New Delhi: Government proposes to give one more year to manufacturing companies proposing to start production from their new greenfield facilities and qualify for lower corporate tax rate of 15 per cent.
In September last year the Finance Minister Nirmala Sitharaman sprang a surprise and cut tax paid by companies on profits they earn to their lowest. She also introduced a new lower corporate tax rate of 15 per cent for new manufacturing firms, incorporated after October 1, 2019 and starting operations before March 31, 2023.
Sources in finance ministry said that a proposal is now being considered to give new companies intending to put up manufacturing facility in the country an extra year till March, 2024 to start operations. Such measure would help businesses affected by Covid-19 pandemic to better plan their investment and manufacturing operations.

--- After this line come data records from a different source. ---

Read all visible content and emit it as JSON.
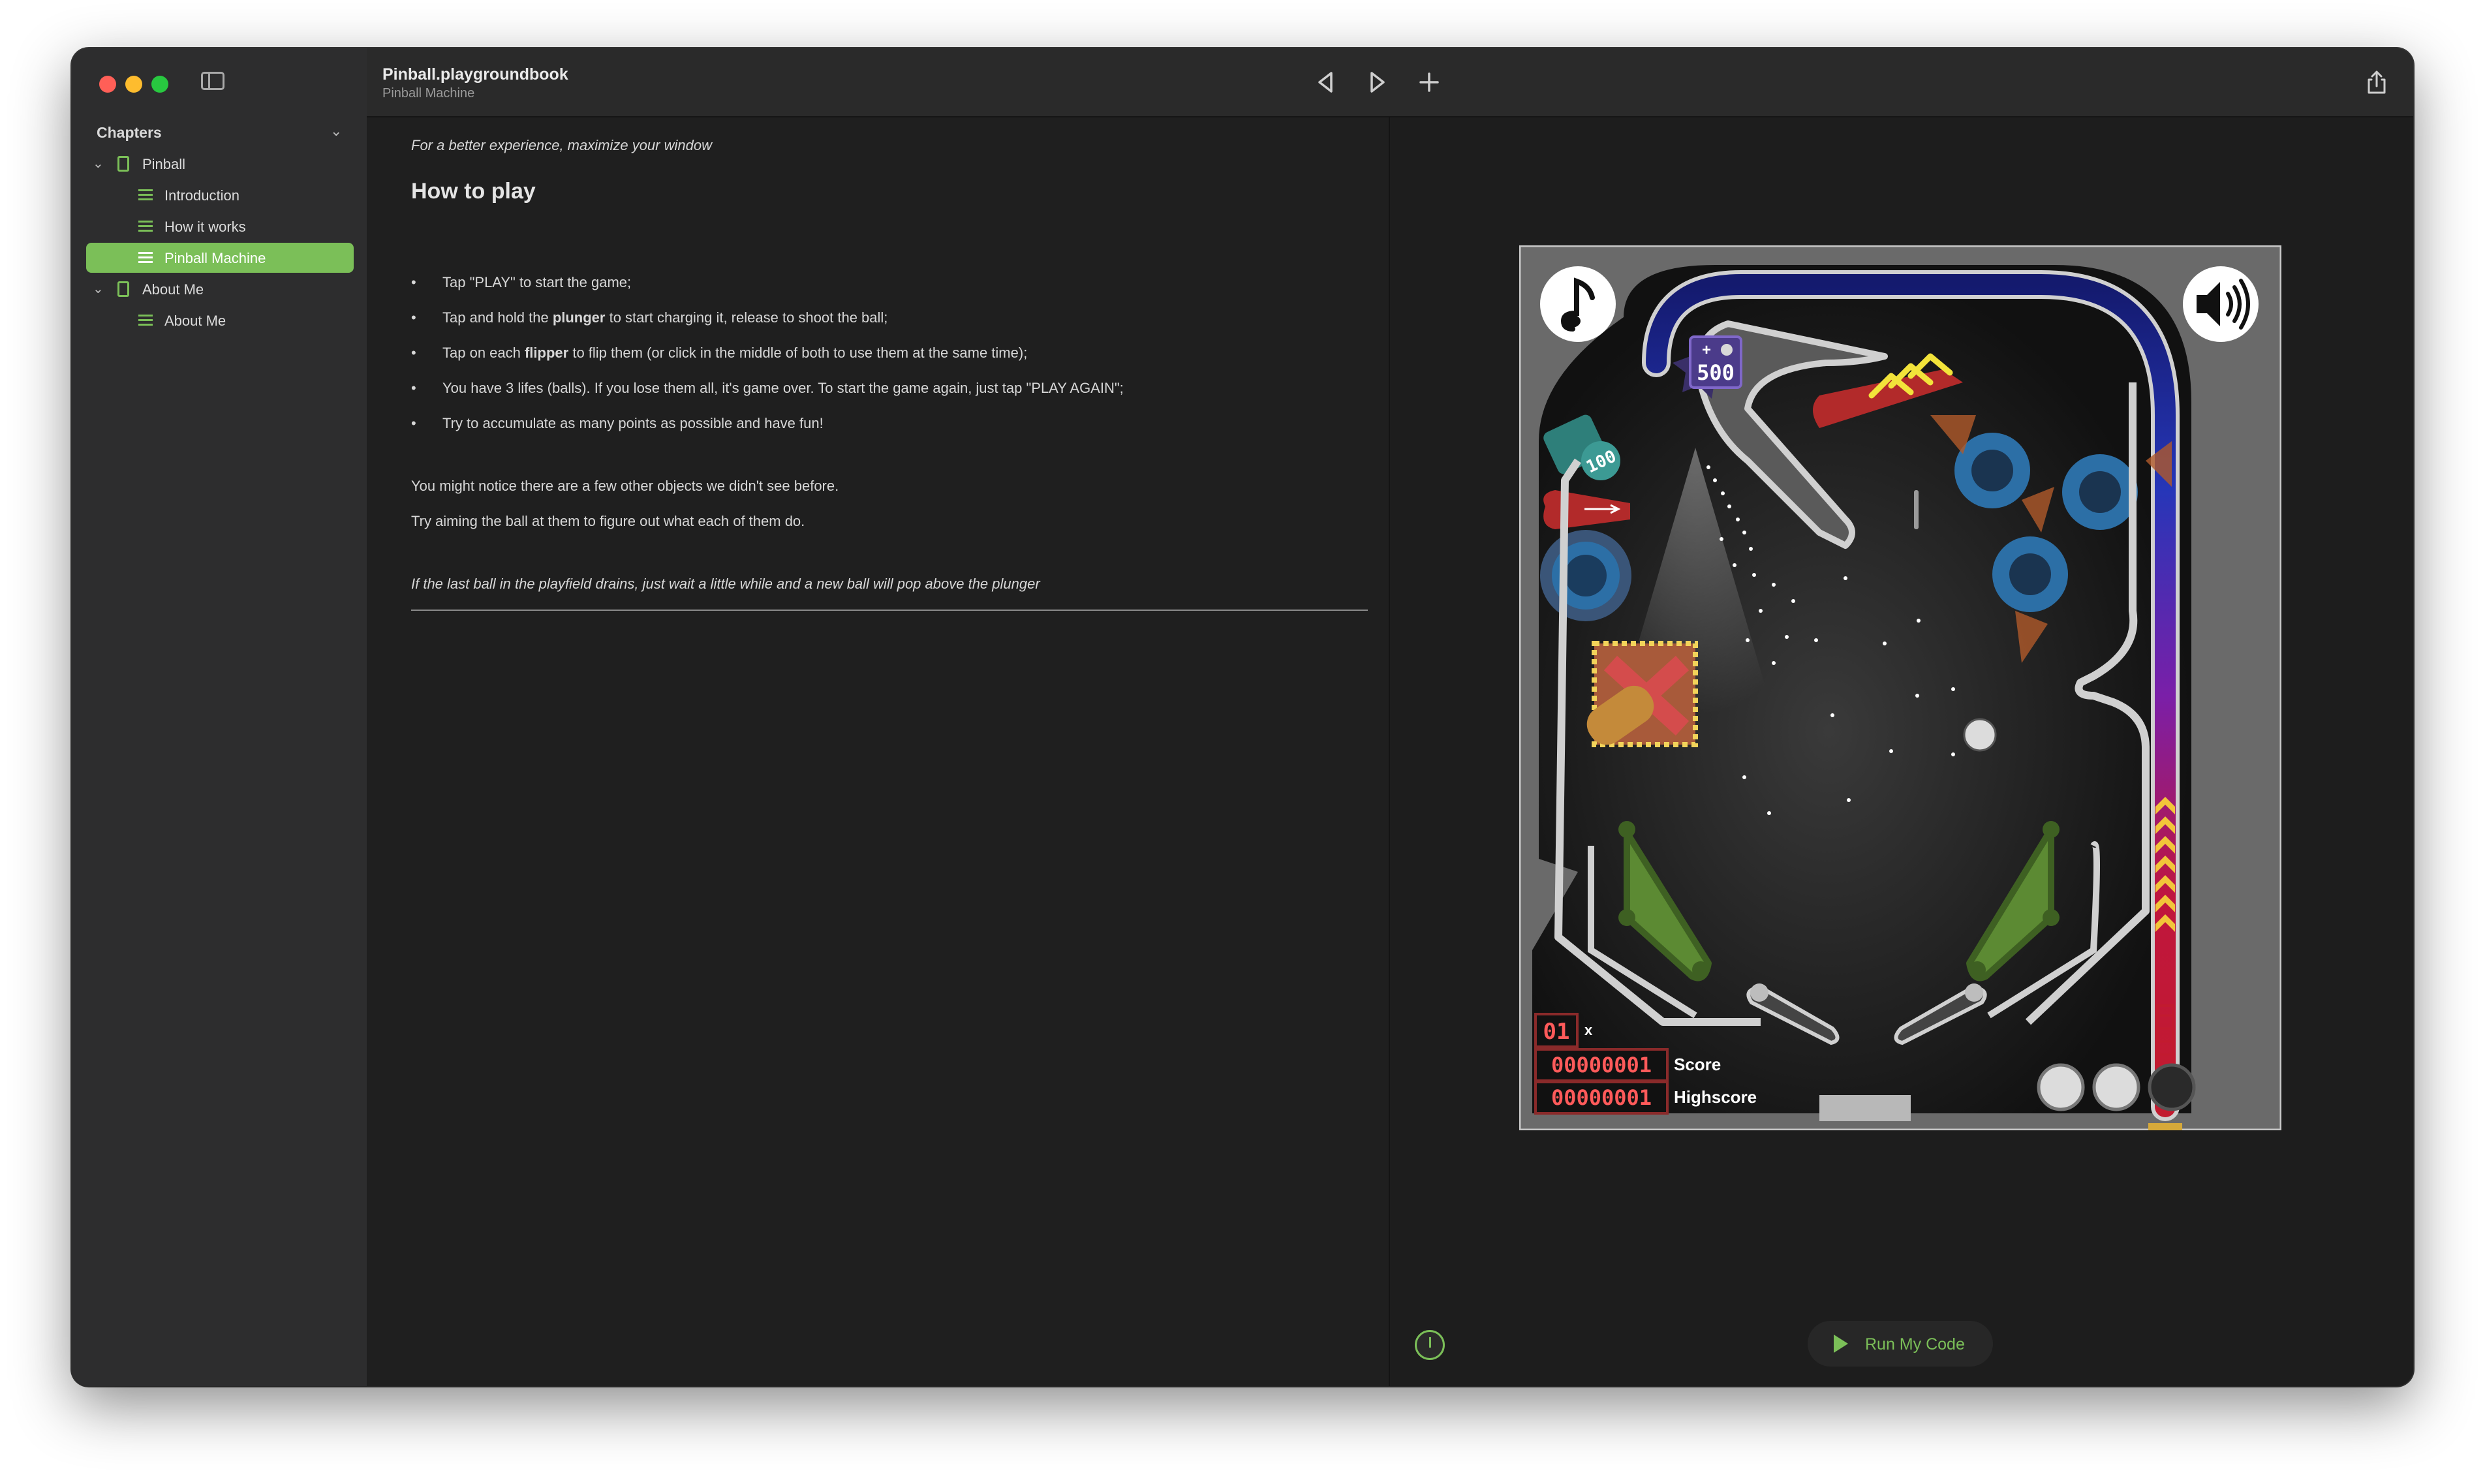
{
  "window": {
    "document_title": "Pinball.playgroundbook",
    "document_subtitle": "Pinball Machine"
  },
  "sidebar": {
    "heading": "Chapters",
    "items": [
      {
        "label": "Pinball",
        "kind": "chapter",
        "expanded": true
      },
      {
        "label": "Introduction",
        "kind": "page"
      },
      {
        "label": "How it works",
        "kind": "page"
      },
      {
        "label": "Pinball Machine",
        "kind": "page",
        "selected": true
      },
      {
        "label": "About Me",
        "kind": "chapter",
        "expanded": true
      },
      {
        "label": "About Me",
        "kind": "page"
      }
    ]
  },
  "toolbar": {
    "back_icon": "triangle-left-icon",
    "forward_icon": "triangle-right-icon",
    "add_icon": "plus-icon",
    "share_icon": "share-icon"
  },
  "content": {
    "note": "For a better experience, maximize your window",
    "heading": "How to play",
    "bullets": [
      {
        "parts": [
          "Tap \"PLAY\" to start the game;"
        ]
      },
      {
        "parts": [
          "Tap and hold the ",
          "plunger",
          " to start charging it, release to shoot the ball;"
        ]
      },
      {
        "parts": [
          "Tap on each ",
          "flipper",
          " to flip them (or click in the middle of both to use them at the same time);"
        ]
      },
      {
        "parts": [
          "You have 3 lifes (balls). If you lose them all, it's game over. To start the game again, just tap \"PLAY AGAIN\";"
        ]
      },
      {
        "parts": [
          "Try to accumulate as many points as possible and have fun!"
        ]
      }
    ],
    "paragraph1": "You might notice there are a few other objects we didn't see before.",
    "paragraph2": "Try aiming the ball at them to figure out what each of them do.",
    "footer_note": "If the last ball in the playfield drains, just wait a little while and a new ball will pop above the plunger"
  },
  "game": {
    "bonus_500": "500",
    "bonus_plus": "+",
    "bonus_100": "100",
    "multiplier": "01",
    "multiplier_suffix": "x",
    "score": "00000001",
    "score_label": "Score",
    "highscore": "00000001",
    "highscore_label": "Highscore",
    "balls_remaining": 2,
    "balls_total": 3,
    "colors": {
      "accent": "#7bbf58",
      "bumper": "#2c6fa6",
      "flipper_bed": "#5c8a33",
      "rail_top": "#1b2a9a",
      "rail_bottom": "#c21b2f"
    }
  },
  "run_button": {
    "label": "Run My Code"
  }
}
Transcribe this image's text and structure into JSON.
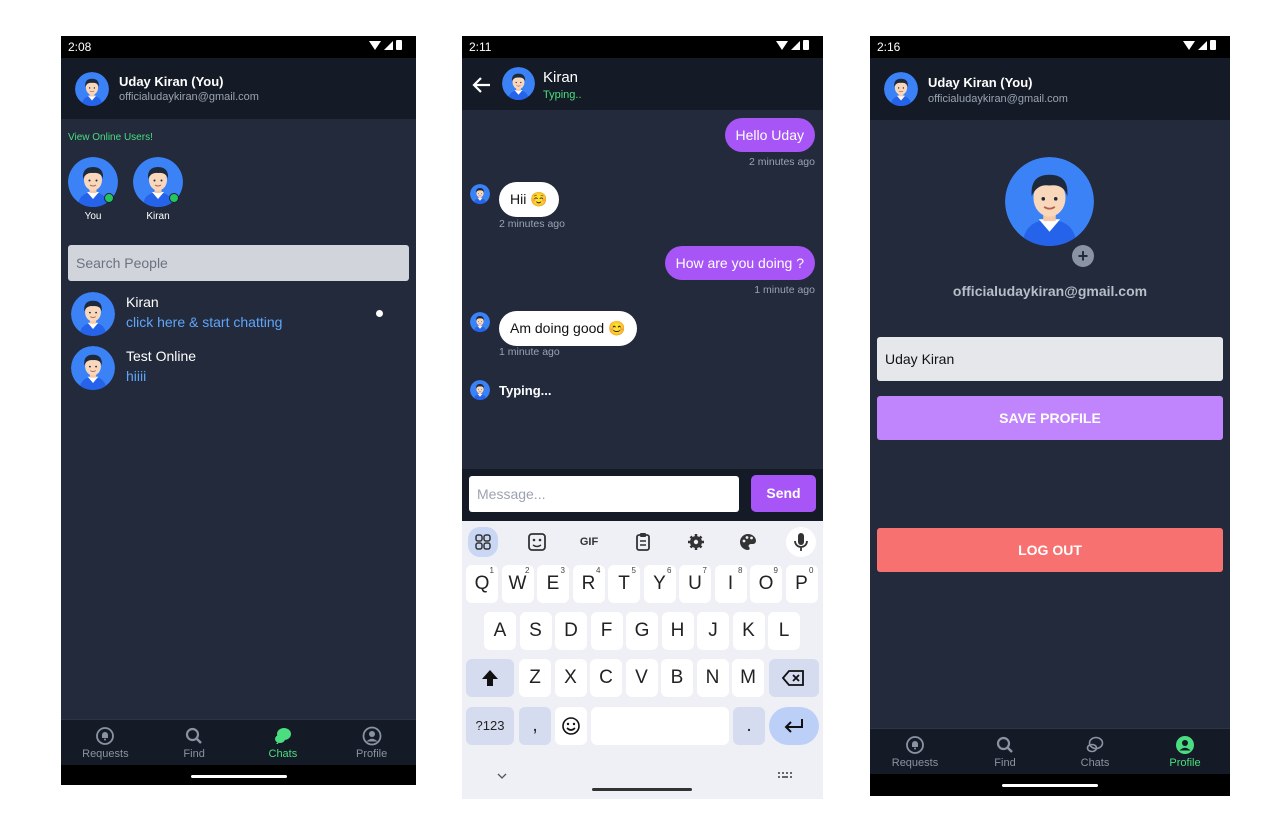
{
  "screen1": {
    "status_time": "2:08",
    "header": {
      "name": "Uday Kiran (You)",
      "email": "officialudaykiran@gmail.com"
    },
    "online_label": "View Online Users!",
    "online_users": [
      {
        "name": "You"
      },
      {
        "name": "Kiran"
      }
    ],
    "search_placeholder": "Search People",
    "chats": [
      {
        "name": "Kiran",
        "message": "click here & start chatting",
        "unread": true
      },
      {
        "name": "Test Online",
        "message": "hiiii",
        "unread": false
      }
    ],
    "nav": {
      "items": [
        "Requests",
        "Find",
        "Chats",
        "Profile"
      ],
      "active": "Chats"
    }
  },
  "screen2": {
    "status_time": "2:11",
    "header": {
      "name": "Kiran",
      "status": "Typing.."
    },
    "messages": [
      {
        "from": "me",
        "text": "Hello Uday",
        "time": "2 minutes ago"
      },
      {
        "from": "them",
        "text": "Hii ☺️",
        "time": "2 minutes ago"
      },
      {
        "from": "me",
        "text": "How are you doing ?",
        "time": "1 minute ago"
      },
      {
        "from": "them",
        "text": "Am doing good 😊",
        "time": "1 minute ago"
      }
    ],
    "typing_indicator": "Typing...",
    "input_placeholder": "Message...",
    "send_label": "Send",
    "keyboard": {
      "toolbar": [
        "apps-icon",
        "sticker-icon",
        "GIF",
        "clipboard-icon",
        "settings-icon",
        "palette-icon",
        "mic-icon"
      ],
      "row1": [
        {
          "k": "Q",
          "s": "1"
        },
        {
          "k": "W",
          "s": "2"
        },
        {
          "k": "E",
          "s": "3"
        },
        {
          "k": "R",
          "s": "4"
        },
        {
          "k": "T",
          "s": "5"
        },
        {
          "k": "Y",
          "s": "6"
        },
        {
          "k": "U",
          "s": "7"
        },
        {
          "k": "I",
          "s": "8"
        },
        {
          "k": "O",
          "s": "9"
        },
        {
          "k": "P",
          "s": "0"
        }
      ],
      "row2": [
        "A",
        "S",
        "D",
        "F",
        "G",
        "H",
        "J",
        "K",
        "L"
      ],
      "row3": [
        "Z",
        "X",
        "C",
        "V",
        "B",
        "N",
        "M"
      ],
      "symbols_label": "?123",
      "comma": ",",
      "period": "."
    }
  },
  "screen3": {
    "status_time": "2:16",
    "header": {
      "name": "Uday Kiran (You)",
      "email": "officialudaykiran@gmail.com"
    },
    "profile_email": "officialudaykiran@gmail.com",
    "name_value": "Uday Kiran",
    "save_label": "SAVE PROFILE",
    "logout_label": "LOG OUT",
    "nav": {
      "items": [
        "Requests",
        "Find",
        "Chats",
        "Profile"
      ],
      "active": "Profile"
    }
  },
  "colors": {
    "accent": "#a855f7",
    "online": "#22c55e",
    "logout": "#f87171",
    "link": "#60a5fa",
    "background": "#222a3b"
  }
}
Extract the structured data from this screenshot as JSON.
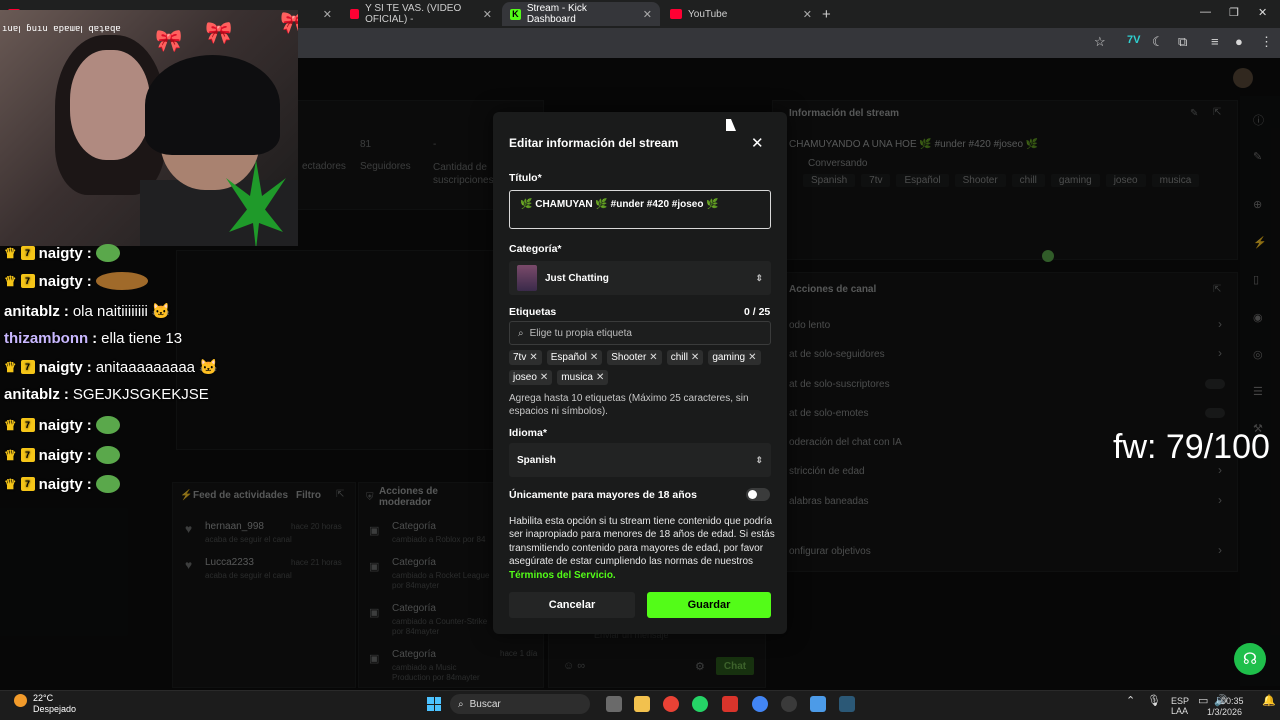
{
  "browser": {
    "tabs": [
      {
        "label": "",
        "kind": "yt"
      },
      {
        "label": "Y SI TE VAS. (VIDEO OFICIAL) -",
        "kind": "yt"
      },
      {
        "label": "Stream - Kick Dashboard",
        "kind": "kick"
      },
      {
        "label": "YouTube",
        "kind": "yt"
      }
    ]
  },
  "webcam": {
    "mirror_text": "ıuɐꞁ ɓuıu ɐpɐɯɐꞁ qɐʇɐqɐ"
  },
  "chat": [
    {
      "user": "naigty",
      "msg": "",
      "emote": true
    },
    {
      "user": "naigty",
      "msg": "",
      "emote": true
    },
    {
      "user": "anitablz",
      "msg": "ola naitiiiiiiii",
      "emote": false
    },
    {
      "user": "thizambonn",
      "msg": "ella tiene 13",
      "emote": false
    },
    {
      "user": "naigty",
      "msg": "anitaaaaaaaaa",
      "emote": false
    },
    {
      "user": "anitablz",
      "msg": "SGEJKJSGKEKJSE",
      "emote": false
    },
    {
      "user": "naigty",
      "msg": "",
      "emote": true
    },
    {
      "user": "naigty",
      "msg": "",
      "emote": true
    },
    {
      "user": "naigty",
      "msg": "",
      "emote": true
    }
  ],
  "overlay": {
    "fw": "fw: 79/100"
  },
  "background": {
    "stats": [
      {
        "value": "81",
        "label": "Seguidores"
      },
      {
        "value": "-",
        "label": "Cantidad de suscripciones"
      }
    ],
    "stat_prefix": "ectadores",
    "stream_info": {
      "title": "Información del stream",
      "name": "CHAMUYANDO A UNA HOE 🌿 #under #420 #joseo 🌿",
      "category": "Conversando",
      "tags": [
        "Spanish",
        "7tv",
        "Español",
        "Shooter",
        "chill",
        "gaming",
        "joseo",
        "musica"
      ]
    },
    "actions": {
      "title": "Acciones de canal",
      "items": [
        {
          "label": "odo lento"
        },
        {
          "label": "at de solo-seguidores"
        },
        {
          "label": "at de solo-suscriptores"
        },
        {
          "label": "at de solo-emotes"
        },
        {
          "label": "oderación del chat con IA"
        },
        {
          "label": "stricción de edad"
        },
        {
          "label": "alabras baneadas"
        },
        {
          "label": "onfigurar objetivos"
        }
      ]
    },
    "feed": {
      "title": "Feed de actividades",
      "filter": "Filtro",
      "items": [
        {
          "name": "hernaan_998",
          "sub": "acaba de seguir el canal",
          "time": "hace 20 horas"
        },
        {
          "name": "Lucca2233",
          "sub": "acaba de seguir el canal",
          "time": "hace 21 horas"
        }
      ]
    },
    "mod": {
      "title": "Acciones de moderador",
      "items": [
        {
          "label": "Categoría",
          "sub": "cambiado a Roblox por 84"
        },
        {
          "label": "Categoría",
          "sub": "cambiado a Rocket League por 84mayter"
        },
        {
          "label": "Categoría",
          "sub": "cambiado a Counter-Strike por 84mayter"
        },
        {
          "label": "Categoría",
          "sub": "cambiado a Music Production por 84mayter",
          "time": "hace 1 día"
        }
      ]
    },
    "chat_send": "Chat",
    "chat_placeholder": "Enviar un mensaje"
  },
  "modal": {
    "title": "Editar información del stream",
    "titulo_label": "Título*",
    "titulo_value": "🌿 CHAMUYAN 🌿 #under #420 #joseo 🌿",
    "categoria_label": "Categoría*",
    "categoria_value": "Just Chatting",
    "etiquetas_label": "Etiquetas",
    "etiquetas_count": "0 / 25",
    "etiquetas_placeholder": "Elige tu propia etiqueta",
    "tags": [
      "7tv",
      "Español",
      "Shooter",
      "chill",
      "gaming",
      "joseo",
      "musica"
    ],
    "tags_hint": "Agrega hasta 10 etiquetas (Máximo 25 caracteres, sin espacios ni símbolos).",
    "idioma_label": "Idioma*",
    "idioma_value": "Spanish",
    "adult_label": "Únicamente para mayores de 18 años",
    "adult_on": false,
    "adult_text": "Habilita esta opción si tu stream tiene contenido que podría ser inapropiado para menores de 18 años de edad. Si estás transmitiendo contenido para mayores de edad, por favor asegúrate de estar cumpliendo las normas de nuestros",
    "adult_link": "Términos del Servicio.",
    "cancel": "Cancelar",
    "save": "Guardar"
  },
  "taskbar": {
    "temp": "22°C",
    "weather": "Despejado",
    "search": "Buscar",
    "lang1": "ESP",
    "lang2": "LAA",
    "time": "00:35",
    "date": "1/3/2026"
  },
  "colors": {
    "kick_green": "#53fc18",
    "bg": "#0d0e0e",
    "modal": "#1a1b1b"
  }
}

“The industry has been asking for more time to make new manufacturing units operations due to disruptions in work and investment this year due to Covid-19 pandemic. This is being looked and a decision would follow soon,” said the source quoted earlier.
Though there is a broad understanding that an years extension would give sufficient time to investors, there is also a thinking that whether it could less say six months.
At a FICCI National Executive Committee meeting on Monday, Sitharaman had said, “I will see what can be done. We want industry to benefit from the 15 per cent corporate tax rate on new investments and I take your point for considering an extension in the deadline of 31st March, 2023.”
The 15 per cent corporate tax rate is among the lowest globally and is considered attractive enough to spur investment manufacturing, revive growth and boost job creation. The effective tax rate, including surcharge and education cess, will be 17.16 per cent, which will still be very competitive.
With contract manufacturing qualifying for lower rate of tax, government hopes that 15 per cent rate would attract manufacturing companies that are looking to diversify their production out of China.
“Covid-19 has impacted all investment related activities. More time to complete projects and qualify for lower tax would certainty be an incentive that would allow companies to continue on their projects without reviewing it in the wake of current economic conditions,” said a top executive of solar equipment manufacturing company asking not to be named.